Cow’s milk contains high concentrations of protein and minerals, which can stress a baby’s immature kidneys and cause severe illness.
Cow’s milk lacks the proper amounts of iron, vitamin C, and other nutrients that infants need.
Cow’s milk may cause iron-deficiency anemia in some babies, because cow’s milk protein can irritate the lining of the stomach and intestine, leading to loss of blood into the stools.
Cow’s milk also does not contain the healthiest types of fat for growing babies.
A pure, high quality omega-3 fish oil should be included in a woman’s supplementregimen before and during pregnancy, as well as during breastfeeding.
Both EPA andDHA are important, but DHA is particularly important throughout pregnancy and during the early stages of an infant’s life.

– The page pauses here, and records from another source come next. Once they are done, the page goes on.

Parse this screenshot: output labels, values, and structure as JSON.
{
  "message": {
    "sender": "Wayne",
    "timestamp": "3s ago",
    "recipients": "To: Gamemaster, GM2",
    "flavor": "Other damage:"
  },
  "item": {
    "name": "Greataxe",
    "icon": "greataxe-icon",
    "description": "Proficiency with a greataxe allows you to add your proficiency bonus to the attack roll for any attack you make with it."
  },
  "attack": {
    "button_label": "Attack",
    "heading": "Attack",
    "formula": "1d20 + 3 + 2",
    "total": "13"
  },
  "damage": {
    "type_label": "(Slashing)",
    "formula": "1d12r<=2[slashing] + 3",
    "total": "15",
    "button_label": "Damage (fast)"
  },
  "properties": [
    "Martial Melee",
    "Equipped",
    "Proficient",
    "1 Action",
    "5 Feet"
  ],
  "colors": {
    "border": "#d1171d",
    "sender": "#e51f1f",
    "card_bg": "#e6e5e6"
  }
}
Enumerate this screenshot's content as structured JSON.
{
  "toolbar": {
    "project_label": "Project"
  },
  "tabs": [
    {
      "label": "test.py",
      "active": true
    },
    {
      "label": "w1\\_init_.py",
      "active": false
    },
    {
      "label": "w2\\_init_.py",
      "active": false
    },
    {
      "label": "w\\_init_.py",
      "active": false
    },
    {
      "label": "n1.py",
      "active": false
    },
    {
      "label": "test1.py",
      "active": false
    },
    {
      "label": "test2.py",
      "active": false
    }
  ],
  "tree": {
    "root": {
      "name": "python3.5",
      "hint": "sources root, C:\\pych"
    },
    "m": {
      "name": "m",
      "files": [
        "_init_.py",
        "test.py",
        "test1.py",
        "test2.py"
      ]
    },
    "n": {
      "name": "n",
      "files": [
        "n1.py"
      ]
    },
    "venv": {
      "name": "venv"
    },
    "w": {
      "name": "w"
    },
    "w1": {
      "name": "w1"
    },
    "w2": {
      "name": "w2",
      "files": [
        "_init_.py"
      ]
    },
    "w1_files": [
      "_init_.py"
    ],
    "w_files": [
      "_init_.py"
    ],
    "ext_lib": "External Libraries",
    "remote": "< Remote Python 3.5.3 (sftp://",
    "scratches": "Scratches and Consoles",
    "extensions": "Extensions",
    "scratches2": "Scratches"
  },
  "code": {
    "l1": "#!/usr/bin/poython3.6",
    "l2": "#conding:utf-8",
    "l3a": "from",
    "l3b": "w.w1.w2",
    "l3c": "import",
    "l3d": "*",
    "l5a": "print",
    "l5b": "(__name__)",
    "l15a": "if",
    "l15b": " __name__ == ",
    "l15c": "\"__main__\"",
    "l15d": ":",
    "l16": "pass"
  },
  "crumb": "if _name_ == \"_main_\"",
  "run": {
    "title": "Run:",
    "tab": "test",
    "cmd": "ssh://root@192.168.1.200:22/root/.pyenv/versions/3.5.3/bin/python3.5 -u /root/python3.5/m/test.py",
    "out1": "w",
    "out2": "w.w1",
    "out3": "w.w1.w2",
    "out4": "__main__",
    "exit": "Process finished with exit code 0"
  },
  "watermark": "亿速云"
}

Breast milk alone does not provide infants with an adequate intake of vitamin D.Most breastfed infants are able to synthesize additional vitamin D through routine sunlight exposure.
The American Academy of Pediatrics (AAP) recommends a daily intake of vitamin D of 400 IU/day for all infants and children beginning in the first few days of life.
If an infant is weaned to vitamin-D fortified infant formula (consuming at least 1000 mL per day) or a child one year of age or older is weaned to vitamin-D fortified milk, then further supplementation is not necessary.
Your child has specific nutritional needs in the first few years. Breast milk or infant formula have these nutrients for the first 6 months.